Return every line from the records below in which the word "Visualizations" is found.
---------- Information supplied ----------
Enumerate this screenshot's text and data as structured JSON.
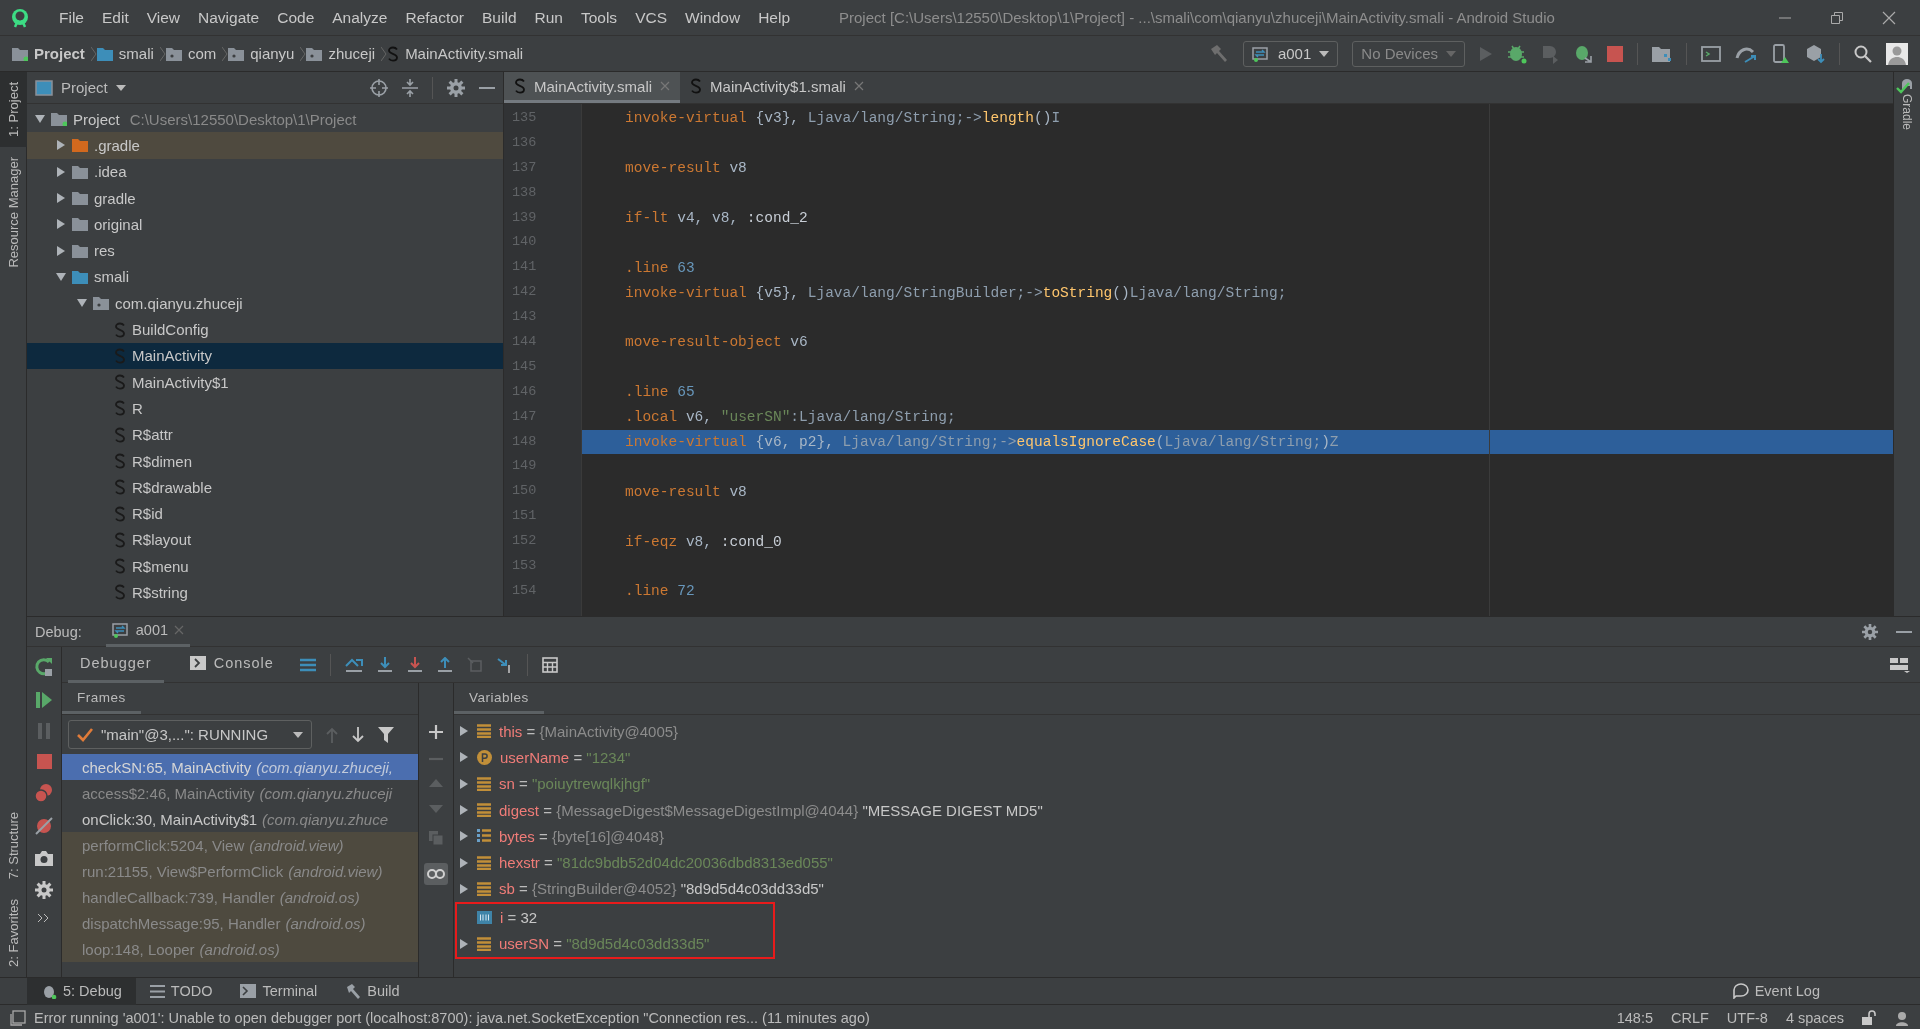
{
  "window": {
    "title": "Project [C:\\Users\\12550\\Desktop\\1\\Project] - ...\\smali\\com\\qianyu\\zhuceji\\MainActivity.smali - Android Studio"
  },
  "menu": [
    "File",
    "Edit",
    "View",
    "Navigate",
    "Code",
    "Analyze",
    "Refactor",
    "Build",
    "Run",
    "Tools",
    "VCS",
    "Window",
    "Help"
  ],
  "breadcrumb": [
    {
      "label": "Project",
      "kind": "project"
    },
    {
      "label": "smali",
      "kind": "source"
    },
    {
      "label": "com",
      "kind": "package"
    },
    {
      "label": "qianyu",
      "kind": "package"
    },
    {
      "label": "zhuceji",
      "kind": "package"
    },
    {
      "label": "MainActivity.smali",
      "kind": "file"
    }
  ],
  "toolbar": {
    "run_config": "a001",
    "device": "No Devices"
  },
  "left_strip": {
    "top": [
      {
        "label": "1: Project",
        "selected": true
      },
      {
        "label": "Resource Manager",
        "selected": false
      }
    ],
    "bottom": [
      {
        "label": "7: Structure",
        "selected": false
      },
      {
        "label": "2: Favorites",
        "selected": false
      }
    ]
  },
  "right_strip": [
    {
      "label": "Gradle"
    }
  ],
  "project_panel": {
    "title": "Project",
    "tree": [
      {
        "label": "Project",
        "path": "C:\\Users\\12550\\Desktop\\1\\Project",
        "kind": "project",
        "expanded": true,
        "selected": false,
        "children": [
          {
            "label": ".gradle",
            "kind": "excluded",
            "expanded": false,
            "selected": false
          },
          {
            "label": ".idea",
            "kind": "folder",
            "expanded": false,
            "selected": false
          },
          {
            "label": "gradle",
            "kind": "folder",
            "expanded": false,
            "selected": false
          },
          {
            "label": "original",
            "kind": "folder",
            "expanded": false,
            "selected": false
          },
          {
            "label": "res",
            "kind": "folder",
            "expanded": false,
            "selected": false
          },
          {
            "label": "smali",
            "kind": "source",
            "expanded": true,
            "selected": false,
            "children": [
              {
                "label": "com.qianyu.zhuceji",
                "kind": "package",
                "expanded": true,
                "selected": false,
                "children": [
                  {
                    "label": "BuildConfig",
                    "kind": "smali",
                    "selected": false
                  },
                  {
                    "label": "MainActivity",
                    "kind": "smali",
                    "selected": true
                  },
                  {
                    "label": "MainActivity$1",
                    "kind": "smali",
                    "selected": false
                  },
                  {
                    "label": "R",
                    "kind": "smali",
                    "selected": false
                  },
                  {
                    "label": "R$attr",
                    "kind": "smali",
                    "selected": false
                  },
                  {
                    "label": "R$dimen",
                    "kind": "smali",
                    "selected": false
                  },
                  {
                    "label": "R$drawable",
                    "kind": "smali",
                    "selected": false
                  },
                  {
                    "label": "R$id",
                    "kind": "smali",
                    "selected": false
                  },
                  {
                    "label": "R$layout",
                    "kind": "smali",
                    "selected": false
                  },
                  {
                    "label": "R$menu",
                    "kind": "smali",
                    "selected": false
                  },
                  {
                    "label": "R$string",
                    "kind": "smali",
                    "selected": false
                  }
                ]
              }
            ]
          }
        ]
      }
    ]
  },
  "editor": {
    "tabs": [
      {
        "label": "MainActivity.smali",
        "selected": true
      },
      {
        "label": "MainActivity$1.smali",
        "selected": false
      }
    ],
    "lines": [
      {
        "number": "135",
        "current": false,
        "tokens": [
          {
            "kind": "kw",
            "text": "invoke-virtual"
          },
          {
            "kind": "plain",
            "text": " {v3}, "
          },
          {
            "kind": "type",
            "text": "Ljava/lang/String;->"
          },
          {
            "kind": "method",
            "text": "length"
          },
          {
            "kind": "plain",
            "text": "()"
          },
          {
            "kind": "type",
            "text": "I"
          }
        ]
      },
      {
        "number": "136",
        "current": false
      },
      {
        "number": "137",
        "current": false,
        "tokens": [
          {
            "kind": "kw",
            "text": "move-result"
          },
          {
            "kind": "plain",
            "text": " v8"
          }
        ]
      },
      {
        "number": "138",
        "current": false
      },
      {
        "number": "139",
        "current": false,
        "tokens": [
          {
            "kind": "kw",
            "text": "if-lt"
          },
          {
            "kind": "plain",
            "text": " v4, v8, "
          },
          {
            "kind": "label",
            "text": ":cond_2"
          }
        ]
      },
      {
        "number": "140",
        "current": false
      },
      {
        "number": "141",
        "current": false,
        "tokens": [
          {
            "kind": "kw",
            "text": ".line"
          },
          {
            "kind": "num",
            "text": " 63"
          }
        ]
      },
      {
        "number": "142",
        "current": false,
        "tokens": [
          {
            "kind": "kw",
            "text": "invoke-virtual"
          },
          {
            "kind": "plain",
            "text": " {v5}, "
          },
          {
            "kind": "type",
            "text": "Ljava/lang/StringBuilder;->"
          },
          {
            "kind": "method",
            "text": "toString"
          },
          {
            "kind": "plain",
            "text": "()"
          },
          {
            "kind": "type",
            "text": "Ljava/lang/String;"
          }
        ]
      },
      {
        "number": "143",
        "current": false
      },
      {
        "number": "144",
        "current": false,
        "tokens": [
          {
            "kind": "kw",
            "text": "move-result-object"
          },
          {
            "kind": "plain",
            "text": " v6"
          }
        ]
      },
      {
        "number": "145",
        "current": false
      },
      {
        "number": "146",
        "current": false,
        "tokens": [
          {
            "kind": "kw",
            "text": ".line"
          },
          {
            "kind": "num",
            "text": " 65"
          }
        ]
      },
      {
        "number": "147",
        "current": false,
        "tokens": [
          {
            "kind": "kw",
            "text": ".local"
          },
          {
            "kind": "plain",
            "text": " v6, "
          },
          {
            "kind": "str",
            "text": "\"userSN\""
          },
          {
            "kind": "type",
            "text": ":Ljava/lang/String;"
          }
        ]
      },
      {
        "number": "148",
        "current": true,
        "tokens": [
          {
            "kind": "kw",
            "text": "invoke-virtual"
          },
          {
            "kind": "plain",
            "text": " {v6, p2}, "
          },
          {
            "kind": "type",
            "text": "Ljava/lang/String;->"
          },
          {
            "kind": "method",
            "text": "equalsIgnoreCase"
          },
          {
            "kind": "plain",
            "text": "("
          },
          {
            "kind": "type",
            "text": "Ljava/lang/String;"
          },
          {
            "kind": "plain",
            "text": ")"
          },
          {
            "kind": "type",
            "text": "Z"
          }
        ]
      },
      {
        "number": "149",
        "current": false
      },
      {
        "number": "150",
        "current": false,
        "tokens": [
          {
            "kind": "kw",
            "text": "move-result"
          },
          {
            "kind": "plain",
            "text": " v8"
          }
        ]
      },
      {
        "number": "151",
        "current": false
      },
      {
        "number": "152",
        "current": false,
        "tokens": [
          {
            "kind": "kw",
            "text": "if-eqz"
          },
          {
            "kind": "plain",
            "text": " v8, "
          },
          {
            "kind": "label",
            "text": ":cond_0"
          }
        ]
      },
      {
        "number": "153",
        "current": false
      },
      {
        "number": "154",
        "current": false,
        "tokens": [
          {
            "kind": "kw",
            "text": ".line"
          },
          {
            "kind": "num",
            "text": " 72"
          }
        ]
      }
    ]
  },
  "debug": {
    "title": "Debug:",
    "sessions": [
      {
        "label": "a001",
        "selected": true
      }
    ],
    "tabs": [
      {
        "label": "Debugger",
        "selected": true
      },
      {
        "label": "Console",
        "selected": false
      }
    ],
    "frames": {
      "tab": "Frames",
      "thread": "\"main\"@3,...\": RUNNING",
      "items": [
        {
          "method": "checkSN:65, MainActivity",
          "location": "(com.qianyu.zhuceji,",
          "kind": "app",
          "selected": true
        },
        {
          "method": "access$2:46, MainActivity",
          "location": "(com.qianyu.zhuceji",
          "kind": "synthetic",
          "selected": false
        },
        {
          "method": "onClick:30, MainActivity$1",
          "location": "(com.qianyu.zhuce",
          "kind": "app",
          "selected": false
        },
        {
          "method": "performClick:5204, View",
          "location": "(android.view)",
          "kind": "library",
          "selected": false
        },
        {
          "method": "run:21155, View$PerformClick",
          "location": "(android.view)",
          "kind": "library",
          "selected": false
        },
        {
          "method": "handleCallback:739, Handler",
          "location": "(android.os)",
          "kind": "library",
          "selected": false
        },
        {
          "method": "dispatchMessage:95, Handler",
          "location": "(android.os)",
          "kind": "library",
          "selected": false
        },
        {
          "method": "loop:148, Looper",
          "location": "(android.os)",
          "kind": "library",
          "selected": false
        }
      ]
    },
    "variables": {
      "tab": "Variables",
      "items": [
        {
          "name": "this",
          "sign": "=",
          "kind": "field",
          "expandable": true,
          "highlighted": false,
          "value": [
            {
              "kind": "ref",
              "text": "{MainActivity@4005}"
            }
          ]
        },
        {
          "name": "userName",
          "sign": "=",
          "kind": "param",
          "expandable": true,
          "highlighted": false,
          "value": [
            {
              "kind": "str",
              "text": "\"1234\""
            }
          ]
        },
        {
          "name": "sn",
          "sign": "=",
          "kind": "field",
          "expandable": true,
          "highlighted": false,
          "value": [
            {
              "kind": "str",
              "text": "\"poiuytrewqlkjhgf\""
            }
          ]
        },
        {
          "name": "digest",
          "sign": "=",
          "kind": "field",
          "expandable": true,
          "highlighted": false,
          "value": [
            {
              "kind": "ref",
              "text": "{MessageDigest$MessageDigestImpl@4044}"
            },
            {
              "kind": "plain",
              "text": "\"MESSAGE DIGEST MD5\""
            }
          ]
        },
        {
          "name": "bytes",
          "sign": "=",
          "kind": "array",
          "expandable": true,
          "highlighted": false,
          "value": [
            {
              "kind": "ref",
              "text": "{byte[16]@4048}"
            }
          ]
        },
        {
          "name": "hexstr",
          "sign": "=",
          "kind": "field",
          "expandable": true,
          "highlighted": false,
          "value": [
            {
              "kind": "str",
              "text": "\"81dc9bdb52d04dc20036dbd8313ed055\""
            }
          ]
        },
        {
          "name": "sb",
          "sign": "=",
          "kind": "field",
          "expandable": true,
          "highlighted": false,
          "value": [
            {
              "kind": "ref",
              "text": "{StringBuilder@4052}"
            },
            {
              "kind": "plain",
              "text": "\"8d9d5d4c03dd33d5\""
            }
          ]
        },
        {
          "name": "i",
          "sign": "=",
          "kind": "primitive",
          "expandable": false,
          "highlighted": true,
          "value": [
            {
              "kind": "plain",
              "text": "32"
            }
          ]
        },
        {
          "name": "userSN",
          "sign": "=",
          "kind": "field",
          "expandable": true,
          "highlighted": true,
          "value": [
            {
              "kind": "str",
              "text": "\"8d9d5d4c03dd33d5\""
            }
          ]
        }
      ]
    }
  },
  "tool_windows": [
    {
      "label": "5: Debug",
      "kind": "debug",
      "selected": true
    },
    {
      "label": "TODO",
      "kind": "todo",
      "selected": false
    },
    {
      "label": "Terminal",
      "kind": "terminal",
      "selected": false
    },
    {
      "label": "Build",
      "kind": "build",
      "selected": false
    }
  ],
  "event_log": "Event Log",
  "status_bar": {
    "message": "Error running 'a001': Unable to open debugger port (localhost:8700): java.net.SocketException \"Connection res... (11 minutes ago)",
    "position": "148:5",
    "line_separator": "CRLF",
    "encoding": "UTF-8",
    "indent": "4 spaces"
  }
}
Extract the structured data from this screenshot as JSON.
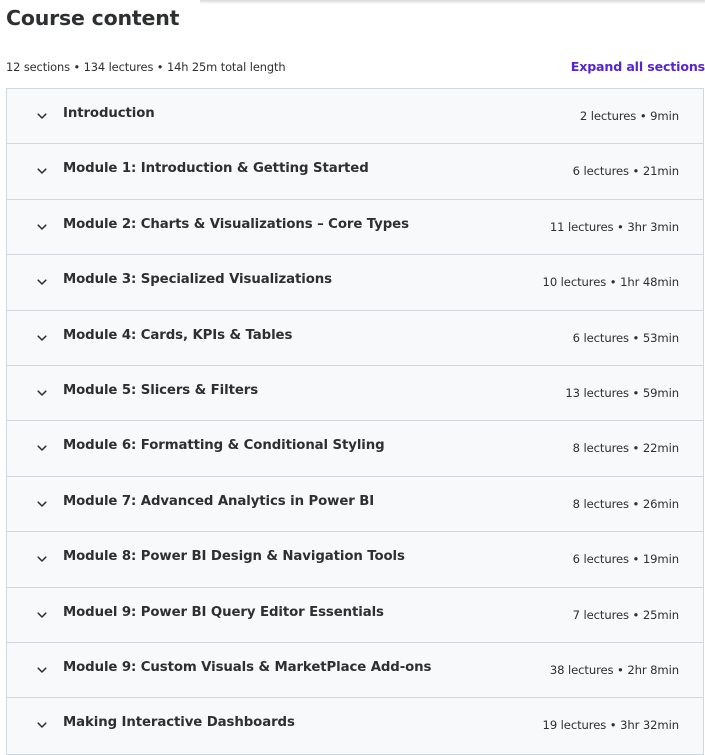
{
  "page_title": "Course content",
  "summary": "12 sections • 134 lectures • 14h 25m total length",
  "expand_all_label": "Expand all sections",
  "accent_color": "#5624d0",
  "sections": [
    {
      "title": "Introduction",
      "meta": "2 lectures • 9min"
    },
    {
      "title": "Module 1: Introduction & Getting Started",
      "meta": "6 lectures • 21min"
    },
    {
      "title": "Module 2: Charts & Visualizations – Core Types",
      "meta": "11 lectures • 3hr 3min"
    },
    {
      "title": "Module 3: Specialized Visualizations",
      "meta": "10 lectures • 1hr 48min"
    },
    {
      "title": "Module 4: Cards, KPIs & Tables",
      "meta": "6 lectures • 53min"
    },
    {
      "title": "Module 5: Slicers & Filters",
      "meta": "13 lectures • 59min"
    },
    {
      "title": "Module 6: Formatting & Conditional Styling",
      "meta": "8 lectures • 22min"
    },
    {
      "title": "Module 7: Advanced Analytics in Power BI",
      "meta": "8 lectures • 26min"
    },
    {
      "title": "Module 8: Power BI Design & Navigation Tools",
      "meta": "6 lectures • 19min"
    },
    {
      "title": "Moduel 9: Power BI Query Editor Essentials",
      "meta": "7 lectures • 25min"
    },
    {
      "title": "Module 9: Custom Visuals & MarketPlace Add-ons",
      "meta": "38 lectures • 2hr 8min"
    },
    {
      "title": "Making Interactive Dashboards",
      "meta": "19 lectures • 3hr 32min"
    }
  ],
  "icons": {
    "section_toggle": "chevron-down-icon"
  }
}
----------
» **Expected answer**:
      "title": "Module 2: Charts & Visualizations – Core Types",
      "title": "Module 3: Specialized Visualizations",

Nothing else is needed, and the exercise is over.